What is the real purpose of a state-aided university? Isn't it to provide the best possible learning environment for young men and women, to stimulate these students to take advantage of the facilities offered by the state's taxpayers and private contributors? Isn't it for them to use this relatively short time on campus to gain the tools to be highly productive, effective and motivated members of today's society ready to make a difference, a truly BIG difference and make this a better place to live?
It would be interesting to know how many KU distinguished professors could be named by local townspeople or alumni around the state compared to the names of KU football and basketball players. Granted, one of the main reasons for this is that the media do not give the same attention and space to distinguished faculty members that they do to sports stars and professional athletes making millions of dollars.

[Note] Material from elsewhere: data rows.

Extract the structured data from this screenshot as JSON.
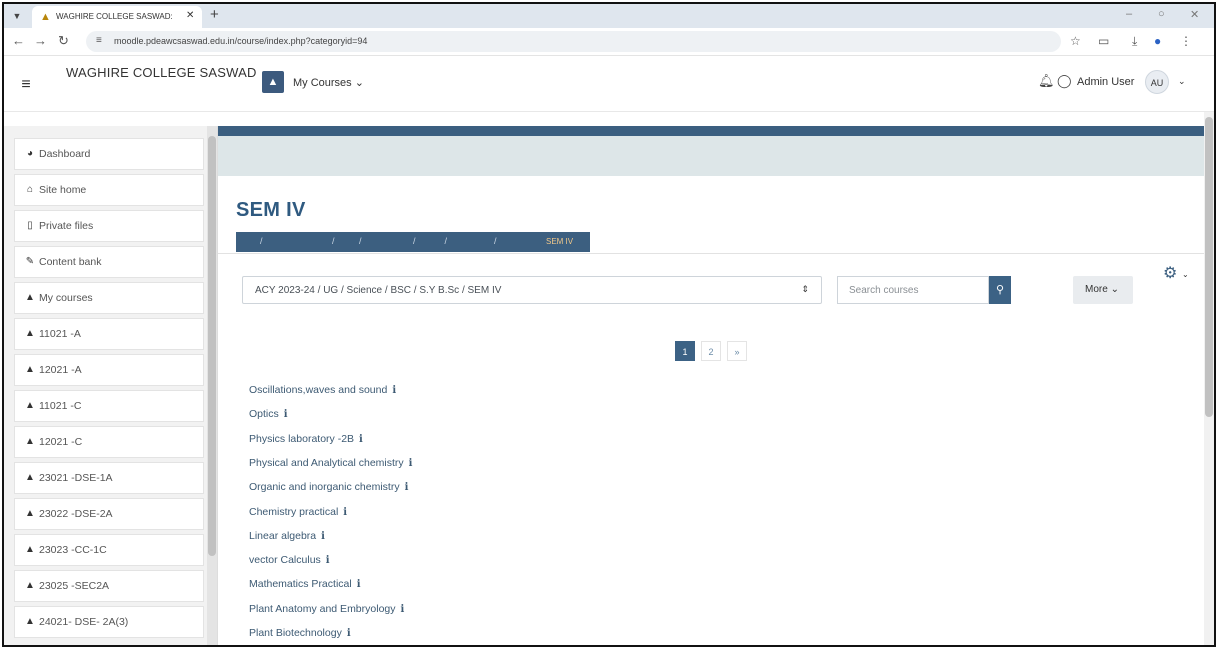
{
  "browser": {
    "tab_title": "WAGHIRE COLLEGE SASWAD: :",
    "new_tab": "+",
    "url": "moodle.pdeawcsaswad.edu.in/course/index.php?categoryid=94"
  },
  "header": {
    "brand": "WAGHIRE COLLEGE SASWAD",
    "my_courses": "My Courses",
    "user_name": "Admin User",
    "user_initials": "AU"
  },
  "sidebar": {
    "items": [
      {
        "label": "Dashboard",
        "icon": "dashboard-icon"
      },
      {
        "label": "Site home",
        "icon": "home-icon"
      },
      {
        "label": "Private files",
        "icon": "file-icon"
      },
      {
        "label": "Content bank",
        "icon": "paint-brush-icon"
      },
      {
        "label": "My courses",
        "icon": "graduation-cap-icon"
      },
      {
        "label": "11021 -A",
        "icon": "graduation-cap-icon"
      },
      {
        "label": "12021 -A",
        "icon": "graduation-cap-icon"
      },
      {
        "label": "11021 -C",
        "icon": "graduation-cap-icon"
      },
      {
        "label": "12021 -C",
        "icon": "graduation-cap-icon"
      },
      {
        "label": "23021 -DSE-1A",
        "icon": "graduation-cap-icon"
      },
      {
        "label": "23022 -DSE-2A",
        "icon": "graduation-cap-icon"
      },
      {
        "label": "23023 -CC-1C",
        "icon": "graduation-cap-icon"
      },
      {
        "label": "23025 -SEC2A",
        "icon": "graduation-cap-icon"
      },
      {
        "label": "24021- DSE- 2A(3)",
        "icon": "graduation-cap-icon"
      }
    ]
  },
  "main": {
    "heading": "SEM IV",
    "breadcrumb_current": "SEM IV",
    "category_select": "ACY 2023-24 / UG / Science / BSC / S.Y B.Sc / SEM IV",
    "search_placeholder": "Search courses",
    "more_label": "More",
    "pagination": [
      "1",
      "2",
      "»"
    ],
    "courses": [
      "Oscillations,waves and sound",
      "Optics",
      "Physics laboratory -2B",
      "Physical and Analytical chemistry",
      "Organic and inorganic chemistry",
      "Chemistry practical",
      "Linear algebra",
      "vector Calculus",
      "Mathematics Practical",
      "Plant Anatomy and Embryology",
      "Plant Biotechnology"
    ]
  },
  "colors": {
    "primary": "#3c6285",
    "heading": "#2f5a80",
    "topband": "#3b5f80"
  }
}
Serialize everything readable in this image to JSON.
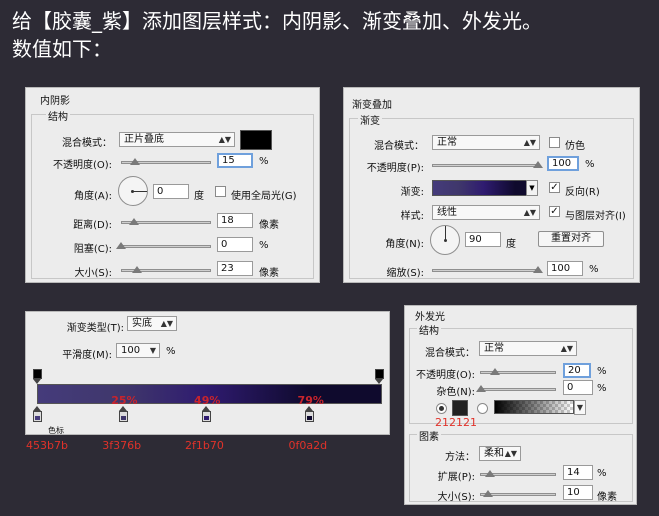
{
  "heading": {
    "line1": "给【胶囊_紫】添加图层样式：内阴影、渐变叠加、外发光。",
    "line2": "数值如下："
  },
  "inner_shadow": {
    "title": "内阴影",
    "group": "结构",
    "blend_label": "混合模式：",
    "blend_value": "正片叠底",
    "color": "#000000",
    "opacity_label": "不透明度(O):",
    "opacity_value": "15",
    "opacity_unit": "%",
    "opacity_level": 15,
    "angle_label": "角度(A):",
    "angle_value": "0",
    "angle_unit": "度",
    "global_light_label": "使用全局光(G)",
    "global_light_checked": false,
    "distance_label": "距离(D):",
    "distance_value": "18",
    "distance_unit": "像素",
    "choke_label": "阻塞(C):",
    "choke_value": "0",
    "choke_unit": "%",
    "size_label": "大小(S):",
    "size_value": "23",
    "size_unit": "像素"
  },
  "gradient_overlay": {
    "title": "渐变叠加",
    "group": "渐变",
    "blend_label": "混合模式：",
    "blend_value": "正常",
    "dither_label": "仿色",
    "dither_checked": false,
    "opacity_label": "不透明度(P):",
    "opacity_value": "100",
    "opacity_unit": "%",
    "opacity_level": 100,
    "gradient_label": "渐变:",
    "reverse_label": "反向(R)",
    "reverse_checked": true,
    "style_label": "样式:",
    "style_value": "线性",
    "align_label": "与图层对齐(I)",
    "align_checked": true,
    "angle_label": "角度(N):",
    "angle_value": "90",
    "angle_unit": "度",
    "reset_label": "重置对齐",
    "scale_label": "缩放(S):",
    "scale_value": "100",
    "scale_unit": "%",
    "scale_level": 100
  },
  "gradient_editor": {
    "type_label": "渐变类型(T):",
    "type_value": "实底",
    "smooth_label": "平滑度(M):",
    "smooth_value": "100",
    "smooth_unit": "%",
    "stops": [
      {
        "pct_label": "",
        "location": 0,
        "color": "#453b7b",
        "hex_label": "453b7b"
      },
      {
        "pct_label": "25%",
        "location": 25,
        "color": "#3f376b",
        "hex_label": "3f376b"
      },
      {
        "pct_label": "49%",
        "location": 49,
        "color": "#2f1b70",
        "hex_label": "2f1b70"
      },
      {
        "pct_label": "79%",
        "location": 79,
        "color": "#0f0a2d",
        "hex_label": "0f0a2d"
      }
    ],
    "partial_label": "色标"
  },
  "outer_glow": {
    "title": "外发光",
    "group_structure": "结构",
    "blend_label": "混合模式：",
    "blend_value": "正常",
    "opacity_label": "不透明度(O):",
    "opacity_value": "20",
    "opacity_unit": "%",
    "opacity_level": 20,
    "noise_label": "杂色(N):",
    "noise_value": "0",
    "noise_unit": "%",
    "color": "#212121",
    "color_label": "212121",
    "group_elements": "图素",
    "technique_label": "方法：",
    "technique_value": "柔和",
    "spread_label": "扩展(P):",
    "spread_value": "14",
    "spread_unit": "%",
    "size_label": "大小(S):",
    "size_value": "10",
    "size_unit": "像素"
  }
}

The fact is, although they are not going to say anything publicly about the situation, there is a natural disappointment or frustration among some, or many, of the professors that they are not appreciated for what they bring to the university and that they are not used in a manner that could add to the excellence of the university.
It also should be noted that a speaker at the Tuesday meeting called attention to the fact that probably 100 percent of those at the gathering had received highly attractive offers of better-paying jobs at other campuses or research facilities but had elected to stay at KU. He said, "KU is fortunate, Lawrence and the state of Kansas are fortunate to have the loyalty and commitment of these men and women."

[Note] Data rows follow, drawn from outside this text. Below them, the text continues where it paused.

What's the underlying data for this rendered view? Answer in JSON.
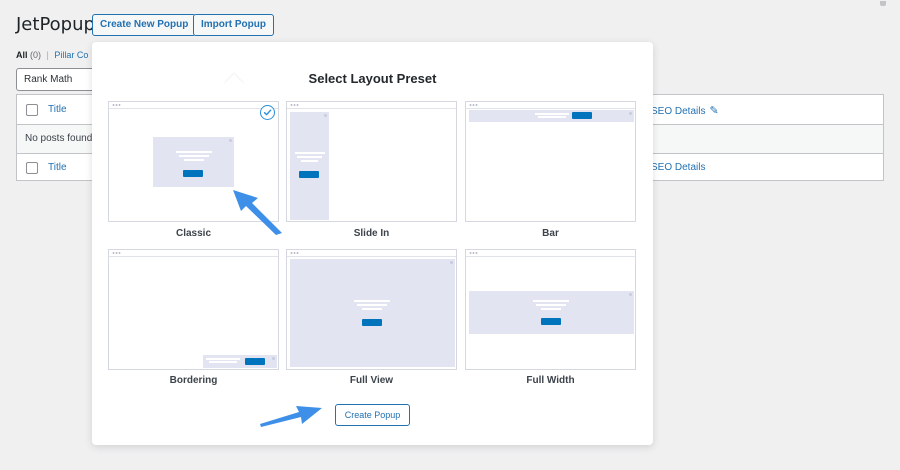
{
  "header": {
    "title": "JetPopup",
    "create_new": "Create New Popup",
    "import": "Import Popup"
  },
  "filters": {
    "all_label": "All",
    "all_count": "(0)",
    "separator": "|",
    "pillar": "Pillar Co"
  },
  "select": {
    "value": "Rank Math"
  },
  "table": {
    "header_title": "Title",
    "header_seo": "SEO Details",
    "empty": "No posts found.",
    "footer_title": "Title",
    "footer_seo": "SEO Details"
  },
  "modal": {
    "title": "Select Layout Preset",
    "presets": [
      {
        "label": "Classic",
        "selected": true
      },
      {
        "label": "Slide In",
        "selected": false
      },
      {
        "label": "Bar",
        "selected": false
      },
      {
        "label": "Bordering",
        "selected": false
      },
      {
        "label": "Full View",
        "selected": false
      },
      {
        "label": "Full Width",
        "selected": false
      }
    ],
    "create_button": "Create Popup"
  },
  "colors": {
    "accent": "#2271b1",
    "preview_button": "#0073bd",
    "preview_fill": "#e3e4f2",
    "arrow": "#3d8fe8"
  },
  "icons": {
    "selected": "check-circle-icon",
    "edit": "pencil-icon",
    "pointer": "arrow-pointer-icon"
  }
}
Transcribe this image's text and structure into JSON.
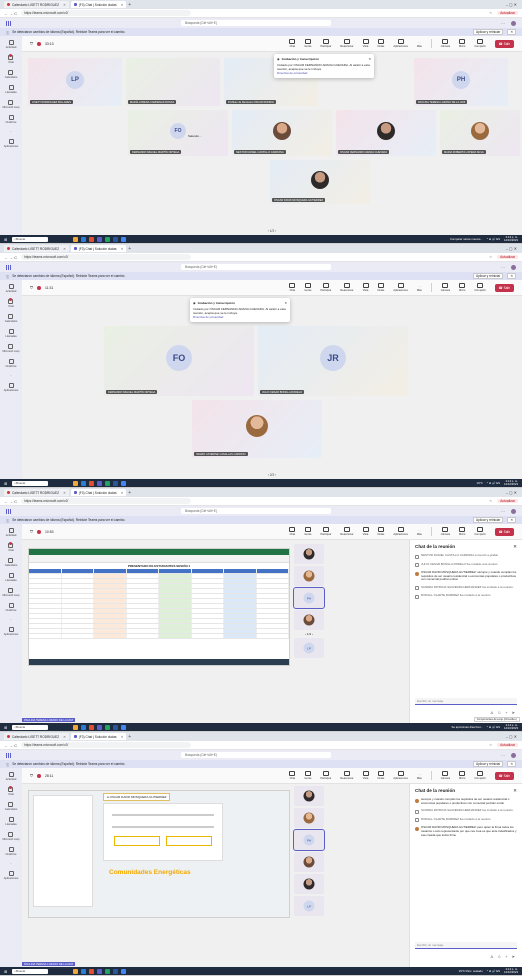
{
  "browser": {
    "tab1": "Calendario LISETT RODRIGUEZ",
    "tab2": "(F3) Chat | Solución dudas",
    "tab2_alt": "(F3) Chat | Solución dudas",
    "url": "https://teams.microsoft.com/v2/",
    "update_label": "Actualizar",
    "nav": "← → C",
    "win": "–  ◻  ✕"
  },
  "teams": {
    "search_placeholder": "Búsqueda (Ctrl+Alt+E)",
    "more": "···",
    "notice": "Se detectaron cambios de idioma (Español). Reinicie Teams para ver el cambio.",
    "notice_btn1": "Aplicar y reiniciar",
    "notice_btn2": "✕"
  },
  "rail": [
    {
      "label": "Actividad"
    },
    {
      "label": "Chat"
    },
    {
      "label": "Calendario"
    },
    {
      "label": "Llamadas"
    },
    {
      "label": "Microsoft Loop"
    },
    {
      "label": "OneDrive"
    },
    {
      "label": "···"
    },
    {
      "label": "Aplicaciones"
    }
  ],
  "controls": {
    "chat": "Chat",
    "people": "Gente",
    "raise": "Participar",
    "react": "Reaccionar",
    "view": "Vista",
    "notes": "Notas",
    "apps": "Aplicaciones",
    "more": "Más",
    "camera": "Cámara",
    "mic": "Micro",
    "share": "Compartir",
    "leave": "Salir"
  },
  "screen1": {
    "time": "33:13",
    "popup_title": "Grabación y transcripción",
    "popup_text": "Invitado por OSCAR FERNANDO ARANA GUEVARA. Al asistir a esta reunión, acepta que se le incluya.",
    "popup_link": "Directiva de privacidad",
    "tiles": [
      {
        "initials": "LP",
        "name": "LISETT RODRIGUEZ PALLARES"
      },
      {
        "initials": "",
        "name": "MARÍA LORENA CARDENAS ROSAS"
      },
      {
        "initials": "",
        "name": "Proffeso de Reniones OSCAR RODRIG"
      },
      {
        "initials": "PH",
        "name": "PAULINA TERESA LOZANO DE LA HOZ"
      },
      {
        "initials": "FO",
        "name": "FERNANDO MIGUEL MARTÍN ORTEGA",
        "extra": "Salendo..."
      },
      {
        "initials": "",
        "name": "NESTOR DANIEL CASTILLO CARDONA"
      },
      {
        "initials": "",
        "name": "OSCAR FERNANDO ARANA GUEVARA"
      },
      {
        "initials": "",
        "name": "MARIA ROBERTA LOPERA SILVA"
      },
      {
        "initials": "",
        "name": "OSCAR DAVID MOSQUERA GUTIERREZ"
      }
    ],
    "pager": "‹  1/2  ›"
  },
  "screen2": {
    "time": "11:31",
    "tiles": [
      {
        "initials": "FO",
        "name": "FERNANDO MIGUEL MARTÍN ORTEGA"
      },
      {
        "initials": "JR",
        "name": "JULIO CESAR BONILLA RODELO"
      },
      {
        "initials": "",
        "name": "INGRID CATERINE CASALLAS CARRION"
      }
    ],
    "pager": "‹  2/2  ›"
  },
  "screen3": {
    "time": "10:53",
    "sheet_title": "PRESENTADO DE ESTUDIANTES SESIÓN 1",
    "pager": "‹  1/4  ›",
    "self_initials": "LP",
    "tooltip": "Componentes de Loop (Ctrl+Alt+L)",
    "presenter": "PAULINA TERESA LOZANO DE LA HOZ",
    "taskbar_notice": "Se aproximan días lluvi...",
    "chat_title": "Chat de la reunión",
    "chat": [
      {
        "kind": "sys",
        "text": "NESTOR DANIEL CASTILLO CARDONA comenzó a grabar"
      },
      {
        "kind": "sys",
        "text": "JULIO CESAR BONILLA RODELO fue invitado a la reunión."
      },
      {
        "kind": "user",
        "text": "OSCAR DAVID MOSQUERA GUTIERREZ: siempre y cuando cumplan los requisitos de ser usuario residencial o economías populares o productivos con comercial podrían entrar"
      },
      {
        "kind": "sys",
        "text": "SANDRA PATRICIA SAAVEDRA HERNANDEZ fue invitado a la reunión."
      },
      {
        "kind": "sys",
        "text": "ROIFALL OLARTE RAMIREZ fue invitado a la reunión."
      }
    ],
    "input_placeholder": "Escribir un mensaje"
  },
  "screen4": {
    "time": "28:11",
    "doc_title": "Comunidades Energéticas",
    "presenting": "OSCAR DAVID MOSQUERA GUTIERREZ",
    "presenter": "PAULINA TERESA LOZANO DE LA HOZ",
    "taskbar_weather": "19°C  Parc. soleado",
    "chat_title": "Chat de la reunión",
    "chat": [
      {
        "kind": "user",
        "text": "siempre y cuando cumplan los requisitos de ser usuario residencial o economías populares o productivos con comercial podrían entrar"
      },
      {
        "kind": "sys",
        "text": "SANDRA PATRICIA SAAVEDRA HERNANDEZ fue invitado a la reunión."
      },
      {
        "kind": "sys",
        "text": "ROIFALL OLARTE RAMIREZ fue invitado a la reunión."
      },
      {
        "kind": "user",
        "text": "OSCAR DAVID MOSQUERA GUTIERREZ: pero quien la firma todos los usuarios o solo representante por que ces crea es que ante indetificados y esa creada que todos firme"
      }
    ],
    "input_placeholder": "Escribir un mensaje",
    "self_initials": "LP"
  },
  "taskbar": {
    "search": "Buscar",
    "weather": "19°C",
    "notice": "Comparar varios nuevos...",
    "time": "2:14 p. m.",
    "date": "14/10/2023",
    "tray": "^  ⊕  🔊  ES"
  },
  "colors": {
    "accent": "#5b5fc7",
    "leave": "#c4314b",
    "taskbar": "#1f2b3e"
  }
}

A growing number of KU faculty members and a surprising number of those at the Tuesday meeting are concerned that KU administrators seem to be spending as much, if not more, time worrying about athletics than they are about academic challenges and opportunities. Some say the situation is almost unhealthy.
Certainly there are many specific matters that can be pointed to where those in administrative positions are engaged in high-profile academic events, such as this week's opening of the Confucius Institute at the KU Edwards Campus in Overland Park.
Others, however, note that at major universities recognized for their academic excellence, but also their excellent athletic teams, the chancellors and presidents make it clear that athletics better not get out of hand and that athletics are not the tail that wags the university.
Another concern of some of the distinguished professors was the belief that KU has lost much of the swagger it enjoyed when they first arrived on campus. They said: "There was a swagger, a sense or knowledge that KU was good and they were proud of it. These feelings permeated the campus. We were the flagship institution of the Big Eight Conference. We were the best in many fields, and now, other schools have caught up with us or, worse, they have passed us. Where is the old swagger?" several professors asked. "We need to get it back."
Those at the Tuesday affair were (leaving off the academic or medical "Dr." titles they all carry): Marc Asher, William Barnett, Ronald Borchardt, Jonathan Boyarin, Daryle Busch, Jonathan Clark, George Coggins, David Darwin, Richard DeGeorge, Martin Dickinson, Charles Eldredge, Steven Epstein, Joseph Evans, Stephen Fawcett, George Frederickson, Victor Frost, Gunda Georg, Robert Glicksman, Robert Goldstein, Don Green, Susan Harris, Michael Hoeflich, Joan Hunt, Susan Kemper, Barbara Kerr, Curtis Klaassen, Joseph Lutkenhaus, Keith Meyer, Elias Michaelis, Lester Mitscher, Joane Nagel, Allan Pasco, Mabel Rice, Stanley Rolfe, Richard Schowen, Sam Shanmugan, Prakash Shenoy, Donald Steeples, Valentino Stella, Marilyn Stokstad, Randall Van Schmus, Paul Willhite and George Wilson.
Other KU distinguished professors who were out of town or unable to attend were: Raj Bhala, George Bittlingmayer, Shih-I Chu, Bernard Cornet, J.C. Costa, Prasad Gogineni, Jared Grantham, Craig Huneke, Chuan-Tau Lan, Dennis Lane, Wojcieh Lesnikowski, Kenneth Mackenzie, Charles Middaugh, Elinor Schroeder, Bala Subramaniam, Karan Surana, Thomas Taylor, Barbara Timmermann and Donald Worster.
These are names - and people - you should get to know.